EXERCISE INPUTS:
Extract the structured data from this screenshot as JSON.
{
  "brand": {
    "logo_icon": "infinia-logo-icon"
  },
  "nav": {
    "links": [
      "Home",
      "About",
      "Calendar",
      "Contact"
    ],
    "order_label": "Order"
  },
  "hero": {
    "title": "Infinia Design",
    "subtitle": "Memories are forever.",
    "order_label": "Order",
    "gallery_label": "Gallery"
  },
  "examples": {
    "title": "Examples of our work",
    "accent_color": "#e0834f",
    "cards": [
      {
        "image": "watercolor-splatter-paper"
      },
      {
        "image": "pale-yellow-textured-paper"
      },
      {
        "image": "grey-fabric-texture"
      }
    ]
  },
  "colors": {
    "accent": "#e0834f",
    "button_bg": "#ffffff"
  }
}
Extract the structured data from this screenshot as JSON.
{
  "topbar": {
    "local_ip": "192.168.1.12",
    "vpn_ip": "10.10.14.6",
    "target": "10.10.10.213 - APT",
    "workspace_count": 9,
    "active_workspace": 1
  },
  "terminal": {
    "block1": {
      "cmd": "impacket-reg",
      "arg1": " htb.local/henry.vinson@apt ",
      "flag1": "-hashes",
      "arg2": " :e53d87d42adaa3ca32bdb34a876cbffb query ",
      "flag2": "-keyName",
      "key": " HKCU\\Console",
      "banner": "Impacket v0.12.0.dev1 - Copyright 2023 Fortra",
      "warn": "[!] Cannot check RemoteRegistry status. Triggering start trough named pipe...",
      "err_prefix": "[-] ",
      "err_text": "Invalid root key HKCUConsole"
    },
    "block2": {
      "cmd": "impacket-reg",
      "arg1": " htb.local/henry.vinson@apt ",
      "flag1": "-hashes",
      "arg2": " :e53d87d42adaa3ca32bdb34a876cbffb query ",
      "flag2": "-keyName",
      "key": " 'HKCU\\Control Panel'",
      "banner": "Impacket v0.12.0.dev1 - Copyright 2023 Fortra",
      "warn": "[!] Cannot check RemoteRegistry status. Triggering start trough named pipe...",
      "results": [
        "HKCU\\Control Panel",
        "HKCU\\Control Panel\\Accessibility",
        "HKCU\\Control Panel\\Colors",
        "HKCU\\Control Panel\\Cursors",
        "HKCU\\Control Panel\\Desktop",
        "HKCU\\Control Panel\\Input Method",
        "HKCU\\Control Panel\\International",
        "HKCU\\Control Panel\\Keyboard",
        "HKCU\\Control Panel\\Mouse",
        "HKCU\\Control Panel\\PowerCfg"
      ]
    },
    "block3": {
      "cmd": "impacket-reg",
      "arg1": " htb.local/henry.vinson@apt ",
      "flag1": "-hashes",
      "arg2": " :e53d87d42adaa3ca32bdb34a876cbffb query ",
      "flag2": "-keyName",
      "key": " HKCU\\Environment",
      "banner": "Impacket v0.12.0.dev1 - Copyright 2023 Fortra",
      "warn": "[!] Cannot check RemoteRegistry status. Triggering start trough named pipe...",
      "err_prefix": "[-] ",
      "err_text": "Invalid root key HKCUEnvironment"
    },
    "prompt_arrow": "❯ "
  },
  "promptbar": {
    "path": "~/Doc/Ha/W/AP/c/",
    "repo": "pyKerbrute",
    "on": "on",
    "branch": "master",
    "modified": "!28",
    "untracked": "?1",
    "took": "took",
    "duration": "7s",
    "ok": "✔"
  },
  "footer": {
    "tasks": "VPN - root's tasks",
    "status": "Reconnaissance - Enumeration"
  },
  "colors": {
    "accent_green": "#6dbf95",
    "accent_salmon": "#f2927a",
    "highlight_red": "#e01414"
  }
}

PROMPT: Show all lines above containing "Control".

TASK RESPONSE:
      "key": " 'HKCU\\Control Panel'",
        "HKCU\\Control Panel",
        "HKCU\\Control Panel\\Accessibility",
        "HKCU\\Control Panel\\Colors",
        "HKCU\\Control Panel\\Cursors",
        "HKCU\\Control Panel\\Desktop",
        "HKCU\\Control Panel\\Input Method",
        "HKCU\\Control Panel\\International",
        "HKCU\\Control Panel\\Keyboard",
        "HKCU\\Control Panel\\Mouse",
        "HKCU\\Control Panel\\PowerCfg"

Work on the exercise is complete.